Dollond was the son of a Huguenot refugee, a silk-weaver at Spitalfields, London, where he was born. He followed his father's trade, but found time to acquire a knowledge of Latin, Greek, mathematics, physics, anatomy and other subjects. In 1752 he abandoned silk-weaving and joined his eldest son, Peter Dollond, who in 1750 had started in business as a maker of optical instruments. His reputation grew rapidly, and in 1761 he was appointed optician to the king. In 1758 he published an "Account of some experiments concerning the different refrangibility of light", describing the experiments that led him to the achievement with which his name is specially associated, the discovery of a means of constructing achromatic lenses by the combination of crown and flint glasses, which reduces chromatic aberration (color defects). Leonhard Euler in 1747 had suggested that achromatism might be obtained by the combination of glass and water lenses. Relying on statements made by Sir Isaac Newton, Dollond disputed this possibility, but subsequently, after the Swedish physicist, Samuel Klingenstierna, had pointed out that Newton's law of dispersion did not harmonize with certain observed facts, he began experiments to settle the question. Early in 1757 he succeeded in producing refraction without colour by the aid of glass and water lenses, and a few months later he made a successful attempt to get the same result by a combination of glasses of different qualities. For this achievement the Royal Society awarded him the Copley Medal in 1758, and three years later elected him one of its fellows. Dollond also published two papers on apparatus for measuring small angles. John Dollond was the first person to patent the achromatic doublet. However, it is well known that he was not the first to make achromatic lenses. Optician George Bass, following the instructions of Chester Moore Hall, made and sold such lenses as early as 1733. In the late 1750s, Bass told Dollond about Hall's design; Dollond saw the potential and was able to reproduce them. Dollond appears to have known of the prior work and refrained from enforcing his patent. After his death, his son, Peter, did take action to enforce the patent. A number of his competitors, including Bass, Benjamin Martin, Robert Rew and Jesse Ramsden, took action. Dollond's patent was upheld, as the court found that the patent was valid due to Dollond's exploitation of the invention while prior inventors did not. Several of the opticians were ruined by the expense of the legal proceedings and closed their shops as a result.
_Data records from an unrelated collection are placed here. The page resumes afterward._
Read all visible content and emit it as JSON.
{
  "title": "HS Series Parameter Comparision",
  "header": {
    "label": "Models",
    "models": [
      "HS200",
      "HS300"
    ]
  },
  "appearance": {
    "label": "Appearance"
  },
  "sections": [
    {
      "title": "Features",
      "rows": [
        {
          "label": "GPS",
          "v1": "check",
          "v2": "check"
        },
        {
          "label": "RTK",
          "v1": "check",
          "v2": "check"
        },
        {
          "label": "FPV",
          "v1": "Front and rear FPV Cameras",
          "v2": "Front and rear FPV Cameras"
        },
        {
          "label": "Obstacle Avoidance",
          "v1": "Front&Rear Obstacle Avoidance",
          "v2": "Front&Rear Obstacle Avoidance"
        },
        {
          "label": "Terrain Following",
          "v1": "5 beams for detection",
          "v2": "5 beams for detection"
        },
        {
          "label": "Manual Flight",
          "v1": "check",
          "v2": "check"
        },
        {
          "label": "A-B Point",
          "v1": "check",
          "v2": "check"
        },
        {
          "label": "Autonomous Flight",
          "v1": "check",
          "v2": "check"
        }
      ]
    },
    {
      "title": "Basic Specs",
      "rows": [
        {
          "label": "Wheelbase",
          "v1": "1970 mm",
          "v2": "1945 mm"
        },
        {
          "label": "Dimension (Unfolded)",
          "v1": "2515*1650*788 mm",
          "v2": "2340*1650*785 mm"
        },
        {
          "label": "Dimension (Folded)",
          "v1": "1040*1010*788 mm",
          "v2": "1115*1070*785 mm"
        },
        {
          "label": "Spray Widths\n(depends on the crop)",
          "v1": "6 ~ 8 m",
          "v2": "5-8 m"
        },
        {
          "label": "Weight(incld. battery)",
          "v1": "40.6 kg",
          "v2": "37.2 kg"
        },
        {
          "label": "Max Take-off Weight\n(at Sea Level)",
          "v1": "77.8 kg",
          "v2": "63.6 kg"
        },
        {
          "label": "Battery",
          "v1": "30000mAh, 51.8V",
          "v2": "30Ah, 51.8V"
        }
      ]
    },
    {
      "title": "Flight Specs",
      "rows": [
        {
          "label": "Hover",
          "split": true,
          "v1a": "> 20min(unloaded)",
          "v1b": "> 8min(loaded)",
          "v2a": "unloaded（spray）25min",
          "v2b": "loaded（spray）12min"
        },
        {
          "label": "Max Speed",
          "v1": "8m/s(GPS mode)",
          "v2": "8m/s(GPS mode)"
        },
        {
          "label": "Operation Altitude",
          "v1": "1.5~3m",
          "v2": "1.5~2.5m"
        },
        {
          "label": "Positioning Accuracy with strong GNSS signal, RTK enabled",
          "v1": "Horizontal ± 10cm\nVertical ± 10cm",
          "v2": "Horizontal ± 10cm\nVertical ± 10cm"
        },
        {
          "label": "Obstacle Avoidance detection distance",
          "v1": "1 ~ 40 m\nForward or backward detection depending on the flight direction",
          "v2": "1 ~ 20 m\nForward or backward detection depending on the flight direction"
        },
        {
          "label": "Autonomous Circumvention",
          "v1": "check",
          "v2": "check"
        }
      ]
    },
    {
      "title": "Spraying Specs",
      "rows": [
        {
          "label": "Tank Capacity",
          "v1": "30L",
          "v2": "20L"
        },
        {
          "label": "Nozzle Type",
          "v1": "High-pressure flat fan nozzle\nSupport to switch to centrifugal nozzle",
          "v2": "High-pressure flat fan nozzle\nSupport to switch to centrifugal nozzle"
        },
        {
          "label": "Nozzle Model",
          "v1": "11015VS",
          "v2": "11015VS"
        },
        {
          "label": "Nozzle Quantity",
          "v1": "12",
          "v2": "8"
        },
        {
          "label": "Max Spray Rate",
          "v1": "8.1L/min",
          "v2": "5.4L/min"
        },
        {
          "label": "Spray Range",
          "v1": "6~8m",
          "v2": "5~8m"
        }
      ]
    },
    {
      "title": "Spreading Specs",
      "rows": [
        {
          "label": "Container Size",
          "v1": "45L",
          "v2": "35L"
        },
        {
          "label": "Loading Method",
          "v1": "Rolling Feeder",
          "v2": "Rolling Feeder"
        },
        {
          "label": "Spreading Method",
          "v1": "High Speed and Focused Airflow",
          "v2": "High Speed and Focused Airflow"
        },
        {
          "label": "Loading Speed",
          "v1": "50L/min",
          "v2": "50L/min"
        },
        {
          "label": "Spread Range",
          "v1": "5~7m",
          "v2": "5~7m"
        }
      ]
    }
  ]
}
William Eastland, John and Jonathan Cuthbertson and James Champneys subsequently moved to The Netherlands. The patent remained valid until it expired in 1772. Following the expiry of the patent, the price of achromatic doublets in England dropped in half. [Wikipedia]